Data records
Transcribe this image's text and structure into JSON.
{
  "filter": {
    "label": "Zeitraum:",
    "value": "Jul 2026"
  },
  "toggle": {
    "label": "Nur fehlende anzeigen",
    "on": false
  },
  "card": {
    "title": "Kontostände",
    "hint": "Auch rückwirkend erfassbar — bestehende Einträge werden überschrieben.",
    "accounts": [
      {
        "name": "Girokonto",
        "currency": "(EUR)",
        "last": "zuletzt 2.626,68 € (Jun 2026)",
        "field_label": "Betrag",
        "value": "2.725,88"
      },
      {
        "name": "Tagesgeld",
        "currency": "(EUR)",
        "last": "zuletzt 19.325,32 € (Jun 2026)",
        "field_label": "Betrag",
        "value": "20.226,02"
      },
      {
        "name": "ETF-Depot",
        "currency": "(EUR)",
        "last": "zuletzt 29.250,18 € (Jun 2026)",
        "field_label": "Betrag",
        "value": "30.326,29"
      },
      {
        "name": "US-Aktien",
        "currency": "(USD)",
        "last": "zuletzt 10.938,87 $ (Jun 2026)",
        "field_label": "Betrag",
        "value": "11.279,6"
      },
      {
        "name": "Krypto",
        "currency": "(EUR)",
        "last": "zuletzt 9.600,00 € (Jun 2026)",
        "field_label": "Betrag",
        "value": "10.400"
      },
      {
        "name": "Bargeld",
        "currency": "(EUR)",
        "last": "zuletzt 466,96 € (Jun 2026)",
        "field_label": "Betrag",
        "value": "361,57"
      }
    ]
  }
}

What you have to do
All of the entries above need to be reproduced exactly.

Worked solution
Transcribe this image's text and structure into JSON.
{
  "filter": {
    "label": "Zeitraum:",
    "value": "Jul 2026"
  },
  "toggle": {
    "label": "Nur fehlende anzeigen",
    "on": false
  },
  "card": {
    "title": "Kontostände",
    "hint": "Auch rückwirkend erfassbar — bestehende Einträge werden überschrieben.",
    "accounts": [
      {
        "name": "Girokonto",
        "currency": "(EUR)",
        "last": "zuletzt 2.626,68 € (Jun 2026)",
        "field_label": "Betrag",
        "value": "2.725,88"
      },
      {
        "name": "Tagesgeld",
        "currency": "(EUR)",
        "last": "zuletzt 19.325,32 € (Jun 2026)",
        "field_label": "Betrag",
        "value": "20.226,02"
      },
      {
        "name": "ETF-Depot",
        "currency": "(EUR)",
        "last": "zuletzt 29.250,18 € (Jun 2026)",
        "field_label": "Betrag",
        "value": "30.326,29"
      },
      {
        "name": "US-Aktien",
        "currency": "(USD)",
        "last": "zuletzt 10.938,87 $ (Jun 2026)",
        "field_label": "Betrag",
        "value": "11.279,6"
      },
      {
        "name": "Krypto",
        "currency": "(EUR)",
        "last": "zuletzt 9.600,00 € (Jun 2026)",
        "field_label": "Betrag",
        "value": "10.400"
      },
      {
        "name": "Bargeld",
        "currency": "(EUR)",
        "last": "zuletzt 466,96 € (Jun 2026)",
        "field_label": "Betrag",
        "value": "361,57"
      }
    ]
  }
}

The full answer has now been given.